_TASK INSTRUCTIONS_. The goal is an unaltered copy of the records below, minus any images.
** Opening INPUT DATA block **
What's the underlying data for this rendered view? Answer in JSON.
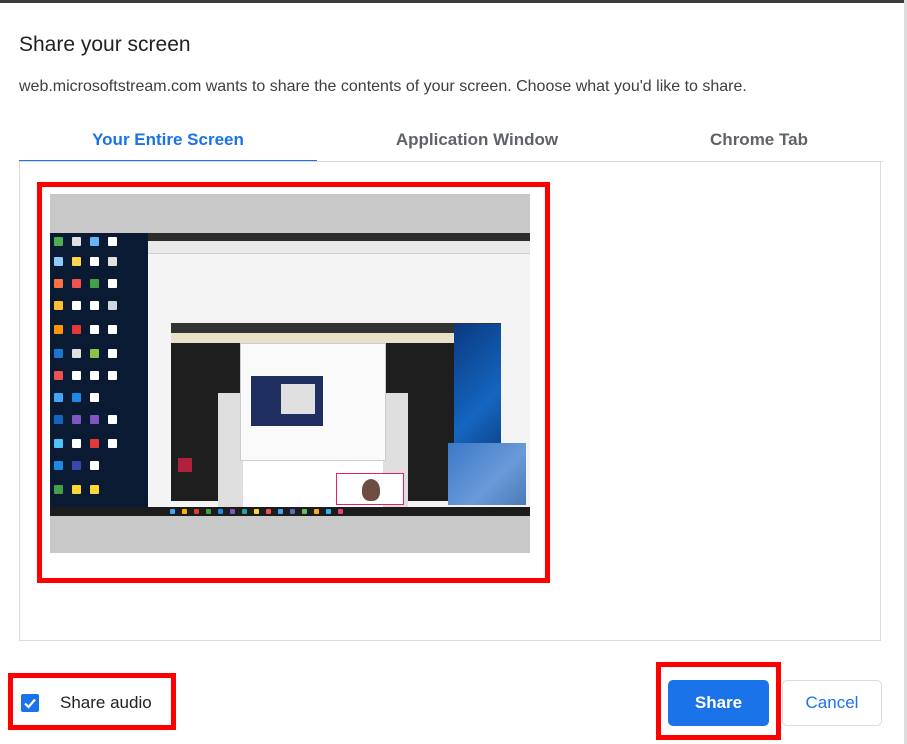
{
  "dialog": {
    "title": "Share your screen",
    "description": "web.microsoftstream.com wants to share the contents of your screen. Choose what you'd like to share."
  },
  "tabs": [
    {
      "label": "Your Entire Screen",
      "active": true
    },
    {
      "label": "Application Window",
      "active": false
    },
    {
      "label": "Chrome Tab",
      "active": false
    }
  ],
  "audio": {
    "label": "Share audio",
    "checked": true
  },
  "buttons": {
    "share_label": "Share",
    "cancel_label": "Cancel"
  },
  "colors": {
    "accent": "#1a73e8",
    "highlight": "#ff0000"
  },
  "icons": {
    "checkbox": "checkmark-icon"
  }
}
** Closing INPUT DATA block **
_EXERCISE OUTPUT_.
What's the underlying data for this rendered view? Answer in JSON.
{
  "dialog": {
    "title": "Share your screen",
    "description": "web.microsoftstream.com wants to share the contents of your screen. Choose what you'd like to share."
  },
  "tabs": [
    {
      "label": "Your Entire Screen",
      "active": true
    },
    {
      "label": "Application Window",
      "active": false
    },
    {
      "label": "Chrome Tab",
      "active": false
    }
  ],
  "audio": {
    "label": "Share audio",
    "checked": true
  },
  "buttons": {
    "share_label": "Share",
    "cancel_label": "Cancel"
  },
  "colors": {
    "accent": "#1a73e8",
    "highlight": "#ff0000"
  },
  "icons": {
    "checkbox": "checkmark-icon"
  }
}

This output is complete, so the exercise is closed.